That said, online shopping, arguably, is convenient, and with the pandemic driving many consumers to perusing websites, more people are used to it.



Now, as the 2022 holiday season is firmly in its stride, the shopping trend appears to be bridging both experiences. According to a global survey commissioned by cloud communications platform Sinch, consumers are increasingly adopting a hybrid shopping approach that couples in-store visits with the ability to make purchases digitally.
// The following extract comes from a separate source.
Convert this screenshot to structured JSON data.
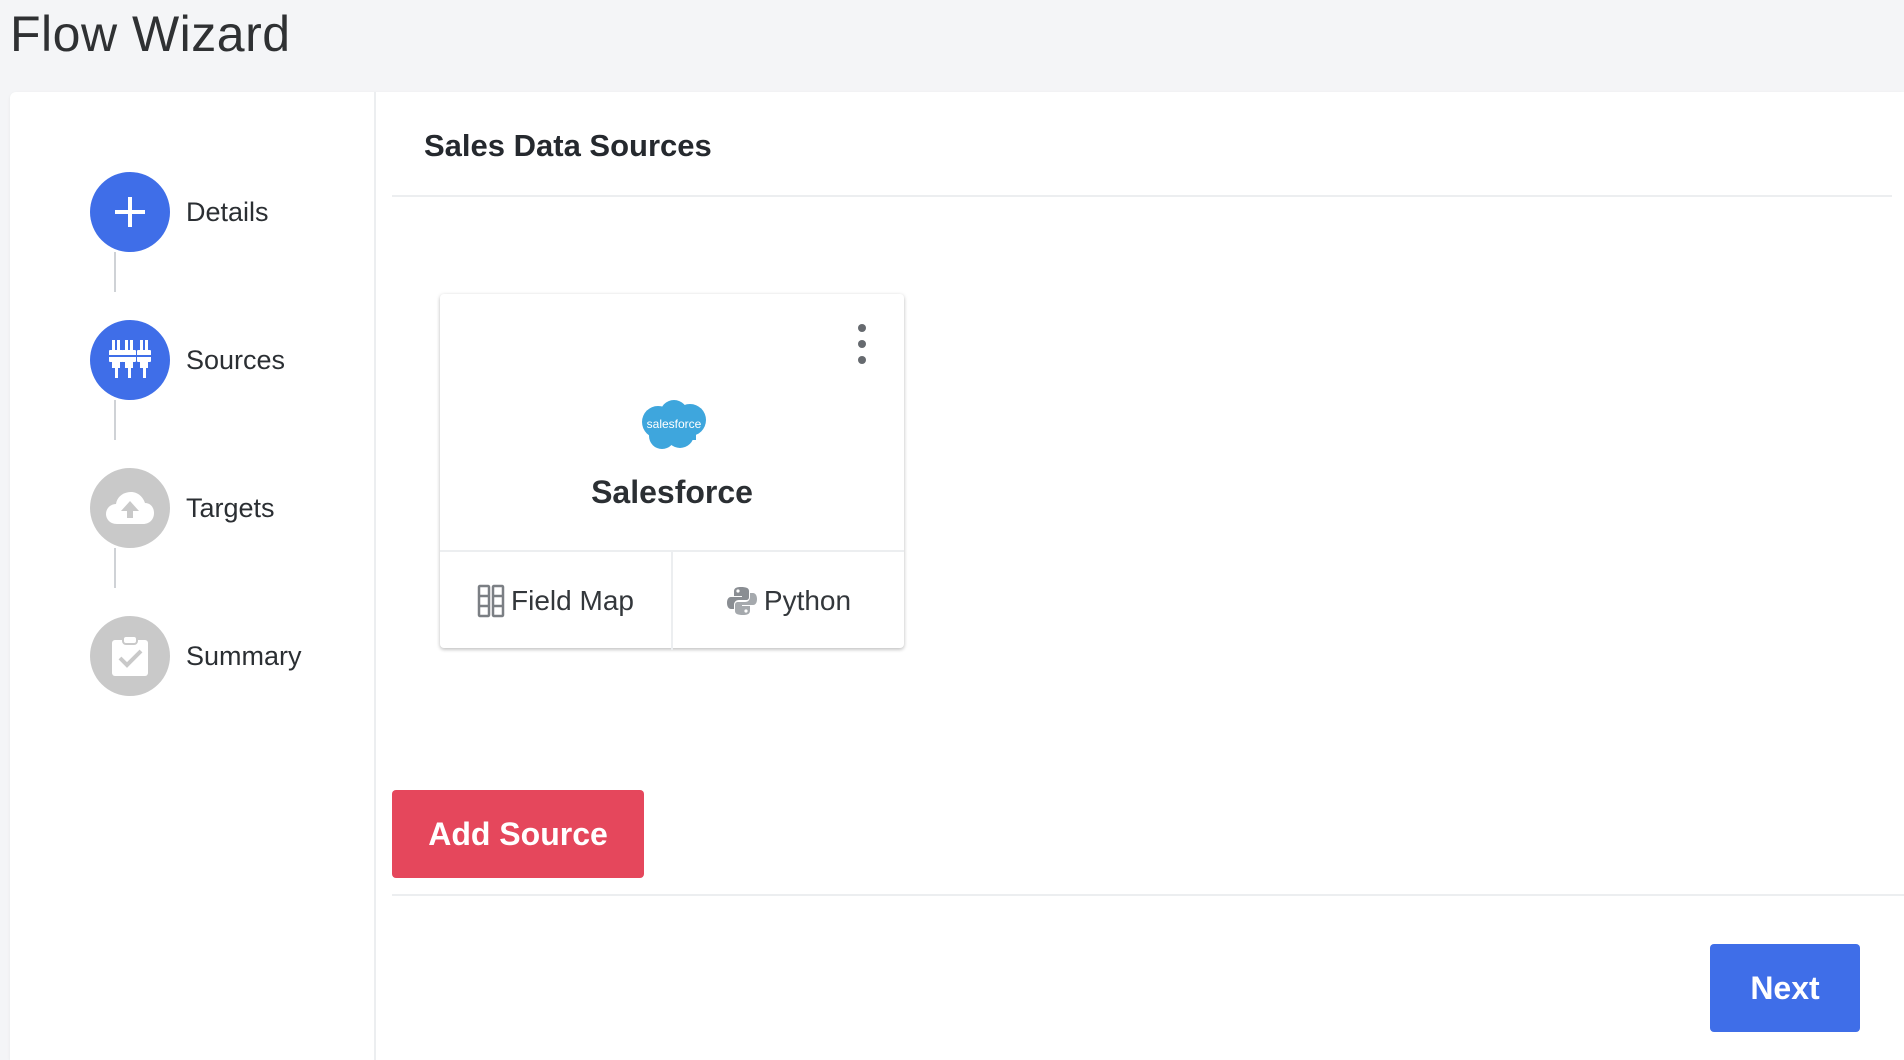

The research, which is based on nearly 3,000 consumers, highlighted the importance of retailers enhancing the buying experience through providing layers of automation. Around 92% of respondents indicated they would message a chatbot to check if a product is in stock before visiting the store, while 73% want to view goods in a shop but then make the final purchase on their mobile phones—even while they’re in the store itself! I’m not entirely convinced by this approach myself, but there is something to be said about messaging the retailer to check on product availability ahead of making (what could turn out to be) a fruitless journey.


Consumers are clearly receptive to the idea of messaging or chatting with retailers for such reasons as to initiate product returns, exchanges, and refunds (90%) or get updates on items left in their online baskets (89%). In fact, over half of respondents messaged a retailer via a social media platform believing it to be a faster path to getting an answer over emailing, calling, or visiting a store. Yet, over half of customers felt frustrated by lack of engagement and one-sided digital conversations. According to Sinch, only a quarter of such queries receive an instant response while 75% of queries can take hours—if not days—to receive a response, with some simply going into the ether.


Jonathan Bean, Chief Marketing Officer at Sinch, said that by bringing “rich messaging, chatbots, or other conversational technologies” to the retail experience, shoppers will be better supported in however, whenever, and wherever they want to engage with the stores. But he warns brands and retailers that if “direct messaging and its inferred immediacy” do not keep up with consumer expectations. then “they will take their business elsewhere.”


Retailers are increasingly looking at ways to optimize not just online buying processes but in-store ones for customers, too. High-end fashion retailer Burberry opened its first “social retail store” in Shenzhen, China, in 2020. This store marries social media tools with an offline brand experience. For example, the store integrates with China’s most popular messaging app WeChat, allowing shoppers to book fitting rooms, pick clothing merchandise ready to try on, and make appointments with sales personnel via a mini program in WeChat. And, by scanning a product’s QR code, shoppers can access more information about the item in the store.


More mid-market fashion retailers are using digital technology to elevate customer in-store experiences as well. UK-based River Island has added three high concept centres to its 300-strong physical high street stores. New in-store technology includes smart changing rooms that will identify products that shoppers bring in to try on, allow them to request different sizes, choose alternative items, and request assistance from an in-store stylist…all without the need to leave the room. An artificial intelligence (AI) styling tool called Chloe is on the shop floor ready to offer customers style advice and tips after a few simple questions are answered.


“Just as it has in our home and work lives, the line between physical and digital experiences when shopping has become increasingly blurred. The winners this holiday shopping season will be the retailers that do more than just optimize online and in-store processes,” concluded Bean.


Happy holiday shopping!